Uzbekistan scraps plans to curb Karakalpak autonomy after protest

Updated 03 July 2022

Uzbekistan scraps plans to curb Karakalpak autonomy after protest

  • If the reform is endorsed in the planned referendum, it would reset Mirziyoyev’s term count and allow him to run for two more terms

ALMATY: Uzbek President Shavkat Mirziyoyev on Saturday dropped plans to curtail the autonomy of the country’s Karakalpakstan province following a rare public protest in the northwestern region, his office said.
Friday’s rally was called to protest constitutional reform plans that would have changed the status of Karakalpakstan, an autonomous republic home to the Karakalpak people — an ethnic minority group with its own language, Uzbek authorities said.
Police dispersed the protesters after some of them tried to storm local government buildings in the region’s capital, Nukus, following a march and a rally at the city’s central market, local and government officials said.
Mirziyoyev later issued a decree proclaiming a state of emergency in Karakalpakstan for a month “in order to ensure the security of citizens, defend their rights and freedoms and restore the rule of law and order” in the region.
Under the current Uzbek constitution, Karakalpakstan is described as a sovereign republic within Uzbekistan that has the right to secede by holding a referendum.
The new version of the constitution — on which Uzbekistan plans to hold a referendum in the coming months — would no longer mention Karakalpakstan’s sovereignty or right for secession.
But in a swift reaction to the protest, Mirziyoyev said on Saturday during a visit to Karakalpakstan that the changes regarding its status must be dropped from the proposed reform, his office said in a statement.
Karakalpakstan’s government said in a statement earlier on Saturday that police had detained the leaders of Friday’s protest, and several other protesters who had put up resistance.
The changes concerning Karakalpakstan were part of a broader constitutional reform proposed by Mirziyoyev, which also includes strengthening civil rights and extending the presidential term to seven years from five.
If the reform is endorsed in the planned referendum, it would reset Mirziyoyev’s term count and allow him to run for two more terms.


Waterways in Brazil’s Manaus choked by tons of trash

Updated 02 July 2022

Waterways in Brazil’s Manaus choked by tons of trash

  • From January to May, city workers have removed 4,500 tons of trash, most of which could have been recycled instead of being thrown in the river

MANAUS: In Manaus, the largest city in Brazil’s Amazon rainforest, tons of stinking trash fill the canals and streams, giving one the feeling that they’re visiting a post-apocalyptic wasteland.

On the west side of the city, in a poor neighborhood where homes have been erected on stilts, a worker uses an excavator to scoop up a bucket-load of bottles, pieces of plastic and even home appliances that have been tossed in the water.

Not far from the city’s main port, municipal workers wearing orange uniforms gather garbage from a boat and pile it onto a big barge floating on the Rio Negro, one of the Amazon River’s main tributaries.

With the rising water levels signaling an end to the rainy season, the mounds of trash are often intermingled with leaves and tree branches.

Each day, nearly 30 tons of debris is plucked from the water.
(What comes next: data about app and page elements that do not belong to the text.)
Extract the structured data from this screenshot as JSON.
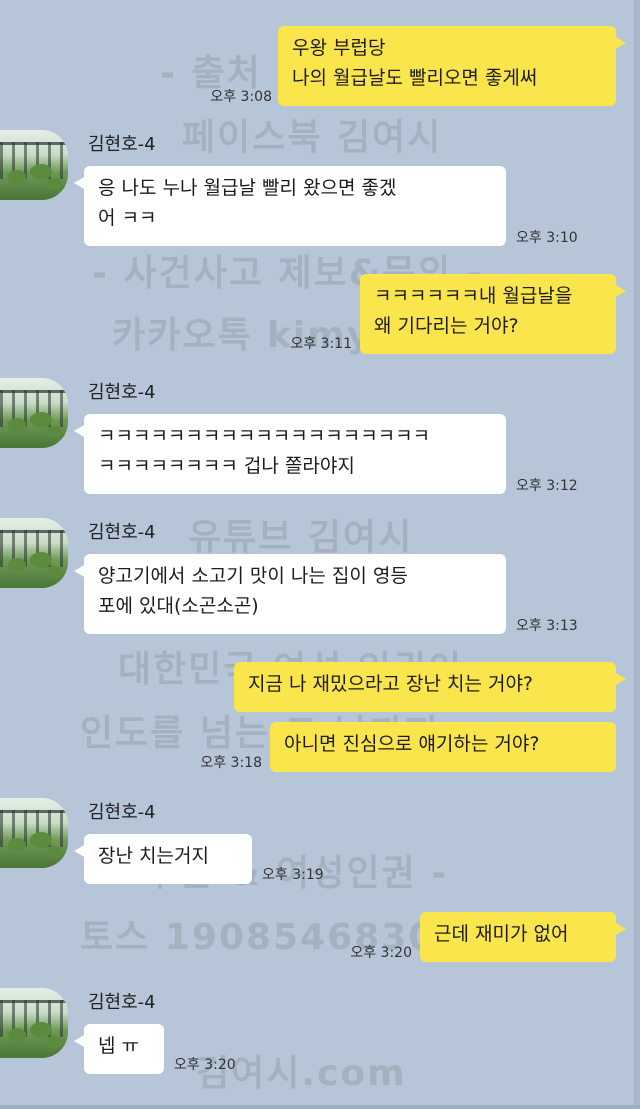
{
  "contact_name": "김현호-4",
  "messages": [
    {
      "side": "me",
      "text": "우왕 부럽당\n나의 월급날도 빨리오면 좋게써",
      "time": "오후 3:08"
    },
    {
      "side": "other",
      "text": "응 나도 누나 월급날 빨리 왔으면 좋겠\n어 ㅋㅋ",
      "time": "오후 3:10"
    },
    {
      "side": "me",
      "text": "ㅋㅋㅋㅋㅋㅋ내 월급날을\n왜 기다리는 거야?",
      "time": "오후 3:11"
    },
    {
      "side": "other",
      "text": "ㅋㅋㅋㅋㅋㅋㅋㅋㅋㅋㅋㅋㅋㅋㅋㅋㅋㅋㅋ\nㅋㅋㅋㅋㅋㅋㅋㅋ 겁나 쫄라야지",
      "time": "오후 3:12"
    },
    {
      "side": "other",
      "text": "양고기에서 소고기 맛이 나는 집이 영등\n포에 있대(소곤소곤)",
      "time": "오후 3:13"
    },
    {
      "side": "me",
      "text": "지금 나 재밌으라고 장난 치는 거야?",
      "time": ""
    },
    {
      "side": "me",
      "text": "아니면 진심으로 얘기하는 거야?",
      "time": "오후 3:18"
    },
    {
      "side": "other",
      "text": "장난 치는거지",
      "time": "오후 3:19"
    },
    {
      "side": "me",
      "text": "근데 재미가 없어",
      "time": "오후 3:20"
    },
    {
      "side": "other",
      "text": "넵 ㅠ",
      "time": "오후 3:20"
    }
  ],
  "watermarks": [
    "- 출처 & 문의 -",
    "페이스북 김여시",
    "- 사건사고 제보&문의 -",
    "카카오톡 kimyeosi",
    "유튜브",
    "유튜브 김여시",
    "대한민국 여성 인권이",
    "인도를 넘는 그 날까지",
    "- 후원 & 여성인권 -",
    "토스 190854683007",
    "김여시.com"
  ]
}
In some areas, the water is almost completely covered.

The massive influx of trash to Manaus’s waterways occurs around this time every year, but city authorities believe the situation has gotten worse in recent weeks.
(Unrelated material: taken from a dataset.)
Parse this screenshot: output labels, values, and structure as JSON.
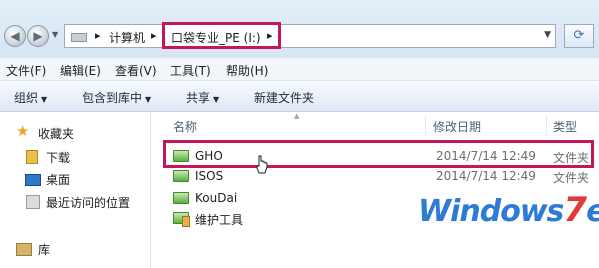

From January to May, city workers have removed 4,500 tons of trash, most of which could have been recycled instead of being thrown in the river.

“The people who live on the water’s edge throw garbage straight into the streams... few people put it in the trash,” says Antonino Pereira, a 54-year-old Manaus resident who complains that the stench is unbearable.

According to the city’s undersecretary of sanitation, Jose Reboucas, if the population was more aware of the costs associated with littering, the city could save $190,000 per month.

“The awareness of the population will be very beneficial for our city and especially for our environment,” he said.

The Amazonian region is also facing a major threat from deforestation, with more than 3,750 square kilometers of jungle chopped down since the beginning of the year.